Wearing a blue shirt, yellow tie and black jacket, Walsh continued along Adams Street to other retail establishments, including Gerard’s Restaurant and Eire Pub, where he received a universally warm response.

He asked some people for their vote on Tuesday, but to many supporters he had a different message: “Don’t forget me tomorrow.”

Joined by his mother, Mary, during a stop at the Holgate Apartments in Roxbury, Walsh said he also had some aunts who had recently come into town.

“My mother’s sisters came out from Ireland and England -- that’s the campaign people we shipped in,” Walsh joked, a reference to reports that Walsh’s campaign and its allies were flying in thousands of people from out of state to help with his election

Turning serious, he said, “these thousands of volunteers that are supposedly being shipped in from all over the country, I haven’t seen them and they’re not coming in.”

“The people on the ground are my campaign and we have volunteers from all over the City of Boston,” he added.

The campaign event took place in a room on the first floor of the Boston Housing Authority building, Walsh made his pitch to about 20 senior citizens after being introduced by Councilor Tito Jackson.

Using a variation of his stump speech, Walsh said if he were elected mayor, he would continue many of the city initiatives for seniors that exist today and promised to be extremely responsive to constituent concerns.

He also made a hard ask for their vote, noting that older people show up at the polls.

“There’s a lot of young people in the city that aren’t going to vote tomorrow,” he said. “But you’re going to vote tomorrow and I’m going to ask you for your vote tomorrow as mayor of the City of Boston.”

Before his next campaign stop, Walsh said he would make an impromptu visit to St. Anthony’s Shrine, where his late father used to pray.

In the afternoon, Walsh visited with seniors at the Dr. Martin Luther King Jr. Towers in Roxbury.

Speaking to about two dozen people, he again pledged that, if elected mayor, he would be quick to respond to their concerns, and would return to the Towers again.

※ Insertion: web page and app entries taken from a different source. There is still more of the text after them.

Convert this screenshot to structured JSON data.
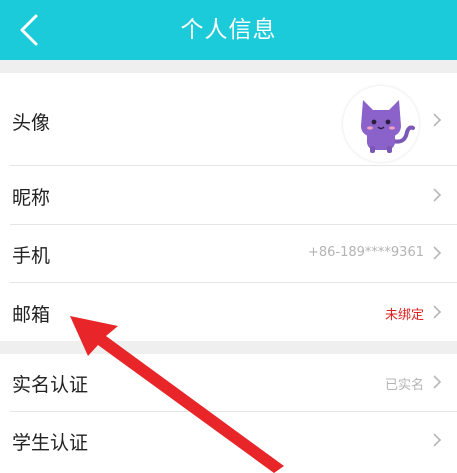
{
  "header": {
    "title": "个人信息",
    "background": "#1ccbda"
  },
  "rows": {
    "avatar": {
      "label": "头像"
    },
    "nickname": {
      "label": "昵称",
      "value": ""
    },
    "phone": {
      "label": "手机",
      "value": "+86-189****9361"
    },
    "email": {
      "label": "邮箱",
      "value": "未绑定",
      "value_color": "#e0201f"
    },
    "realname": {
      "label": "实名认证",
      "value": "已实名"
    },
    "student": {
      "label": "学生认证",
      "value": ""
    }
  },
  "icons": {
    "back": "chevron-left-icon",
    "row_arrow": "chevron-right-icon",
    "avatar": "purple-cat-avatar"
  },
  "annotation": {
    "type": "red arrow pointing to email row",
    "color": "#e8262a"
  }
}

“This might be my first time in this building, but it won’t be my last,” Walsh said to applause.

His mother, Mary, joined him again and sat quietly in the back of the room as he spoke. He introduced her and joked that residents should contact her if he failed to return.

“If I don’t come back, just call my mother,” he said to laughter.

This evening, Walsh was scheduled to attend an election eve rally at the Strand Theatre in Dorchester.